Prepare To Meet Your Maker

In old movies with battles depicting fierce hand-to-hand combat, the warrior preparing to deliver a death-blow to his opponent would dramatically proclaim, “Prepare to meet your Maker!”  Moses proclaimed the same message – but with different words and intent — to the Israelites he had led out of Egypt to the foot of Mount Sinai.  They were, in fact, in danger of dying if they tried to come up the mountain, but life was the true goal.  The life-blow awaiting the people was an encounter with the living God.

“On the morning of the third day there was thunder and lightning, with a thick cloud over the mountain, and a very loud trumpet blast.” “Mount Sinai was covered with smoke, because the Lord descended on it in fire.  The smoke billowed up from it like smoke from a furnace, the whole mountain trembled violently, and the sound of the trumpet grew louder and louder.  Then Moses spoke and the voice of God answered him.” (Exodus 19:16, 18-19)

Perhaps you can recall a time when you were caught outside in a terrible thunderstorm directly overhead.  It’s quite scary.  But add to that an earthquake and something like a volcanic eruption directly in front of you.  Yet, magma is not spewing, nor is the rock burning or tumbling, even though it’s on fire.  Out of nowhere comes a trumpet blast that grows in volume to be heard over all the deafening natural noise.  Although Moses is speaking, you can barely hear him.  But he is immediately answered by a disembodied voice so thunderous that it drowns out all other noise.  Had you and I been there, we would have been trembling with fear along with the rest of the people.  What Moses said next to the people was very important: “Do not be afraid.  God has come to test you, so that the fear of God will be with you to keep you from sinning.” (Exodus 20:20)

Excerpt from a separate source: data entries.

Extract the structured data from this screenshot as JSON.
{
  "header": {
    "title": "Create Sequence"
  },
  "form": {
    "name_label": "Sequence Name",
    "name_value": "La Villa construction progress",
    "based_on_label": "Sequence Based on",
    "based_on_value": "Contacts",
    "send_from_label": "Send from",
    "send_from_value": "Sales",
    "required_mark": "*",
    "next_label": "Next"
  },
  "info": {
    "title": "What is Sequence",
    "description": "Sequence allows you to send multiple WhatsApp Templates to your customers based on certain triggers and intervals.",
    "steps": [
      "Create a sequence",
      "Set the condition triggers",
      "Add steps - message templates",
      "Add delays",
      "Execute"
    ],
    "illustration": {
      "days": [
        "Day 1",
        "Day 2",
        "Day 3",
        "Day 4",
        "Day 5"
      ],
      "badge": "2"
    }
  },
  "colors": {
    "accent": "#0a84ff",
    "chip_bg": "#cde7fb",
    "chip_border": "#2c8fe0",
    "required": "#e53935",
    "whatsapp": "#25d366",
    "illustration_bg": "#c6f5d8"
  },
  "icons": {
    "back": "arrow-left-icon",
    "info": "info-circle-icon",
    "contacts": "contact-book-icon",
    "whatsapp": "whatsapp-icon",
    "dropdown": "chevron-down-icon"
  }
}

Most of us will never encounter a traumatic event on the order of this one.  Our traumas are man-made, but also fearful, and usually have to do with violence and crises among people, devastating illnesses and deaths, financial catastrophes, abuse of every description, and all threats of loss.  Even so, Moses’ admonition still applies.  Of primary importance is to refuse fear, as it is working overtime to keep us blinded and frozen in the situation.  Refusing fear breaks its stranglehold so that we can see the presence of God, Who still desires to make Himself known in the trauma.  God’s love and grace always provides us a way out of these stuck places (1 Corinthians 10:13), and step #1 is to refocus on the fear of the Lord, which is the beginning of true understanding (Proverbs 9:10)  Standing in awe of His power, authority, love and grace obliterates fear and opens our spiritual eyes to see the test.

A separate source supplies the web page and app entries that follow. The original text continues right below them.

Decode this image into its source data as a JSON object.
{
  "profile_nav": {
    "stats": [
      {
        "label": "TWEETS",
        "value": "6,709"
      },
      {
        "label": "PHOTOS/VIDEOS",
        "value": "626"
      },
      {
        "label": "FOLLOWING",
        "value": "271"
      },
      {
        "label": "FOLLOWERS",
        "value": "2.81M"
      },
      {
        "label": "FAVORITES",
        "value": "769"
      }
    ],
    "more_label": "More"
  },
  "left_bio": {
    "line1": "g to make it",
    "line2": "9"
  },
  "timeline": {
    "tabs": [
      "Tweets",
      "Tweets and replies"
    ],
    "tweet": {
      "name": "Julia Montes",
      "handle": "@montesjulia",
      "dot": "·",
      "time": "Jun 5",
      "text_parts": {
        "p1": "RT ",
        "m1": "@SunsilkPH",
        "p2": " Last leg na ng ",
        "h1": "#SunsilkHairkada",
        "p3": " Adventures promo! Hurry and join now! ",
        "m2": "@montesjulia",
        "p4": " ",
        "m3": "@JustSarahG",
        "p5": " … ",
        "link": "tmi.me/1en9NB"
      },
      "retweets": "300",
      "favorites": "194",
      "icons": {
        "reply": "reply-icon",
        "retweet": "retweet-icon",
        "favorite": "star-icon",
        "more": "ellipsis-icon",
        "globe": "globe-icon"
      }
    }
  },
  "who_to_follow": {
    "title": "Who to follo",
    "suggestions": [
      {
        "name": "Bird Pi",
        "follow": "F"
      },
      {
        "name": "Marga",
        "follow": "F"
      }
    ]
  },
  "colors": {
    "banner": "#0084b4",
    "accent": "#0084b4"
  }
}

The test usually has to do with our knowledge of God.  The more we understand His constant Nature of watch care that will use everything for our good (Romans 8:28), the less we will panic and the more we will trust Him.  He always shows Himself faithful in the crisis — not according to our wants or expectations, but according to what He knows is best.  He repeatedly proves Himself, although He doesn’t have to prove Himself to anyone.  This additional revelation of God is so rich and deep that we cannot help but love the One unconditionally loving us.  Our hearts should be changed so that we don’t want to hurt Him by sinning.

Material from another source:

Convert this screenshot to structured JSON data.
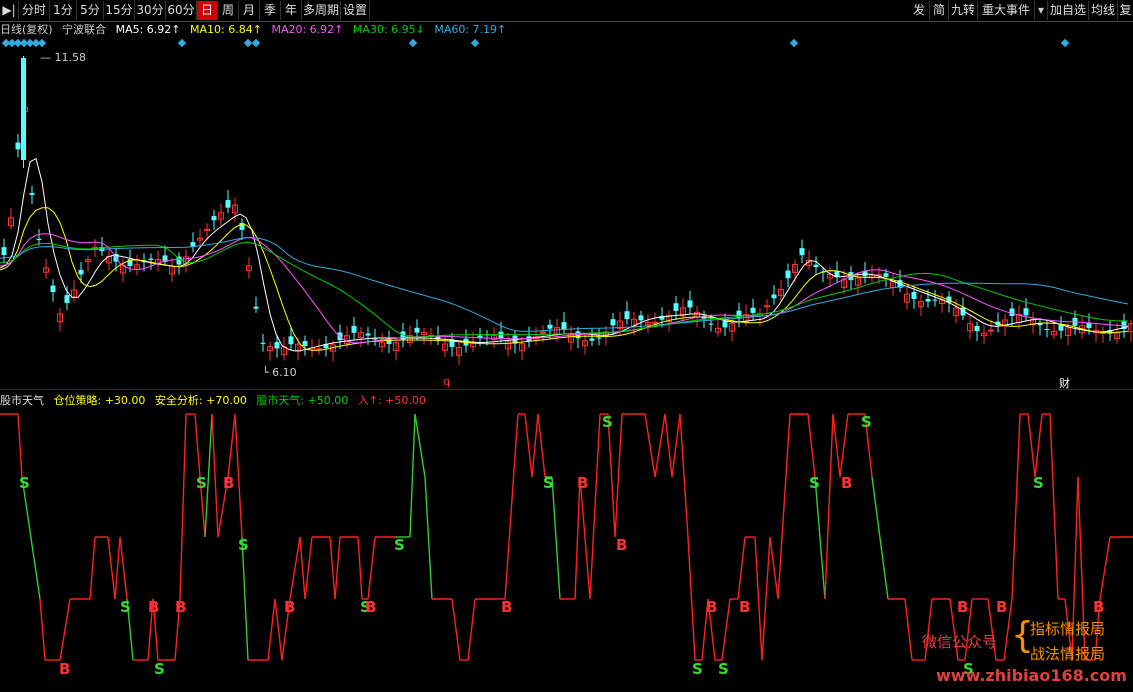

But are they?  Is our greatest desire to please Him, or are we simply enjoying the reprieve from the crisis as we return to life as usual?  Time will tell.  “In this world you will have trouble. But take heart! I have overcome the world.” (John 16:33)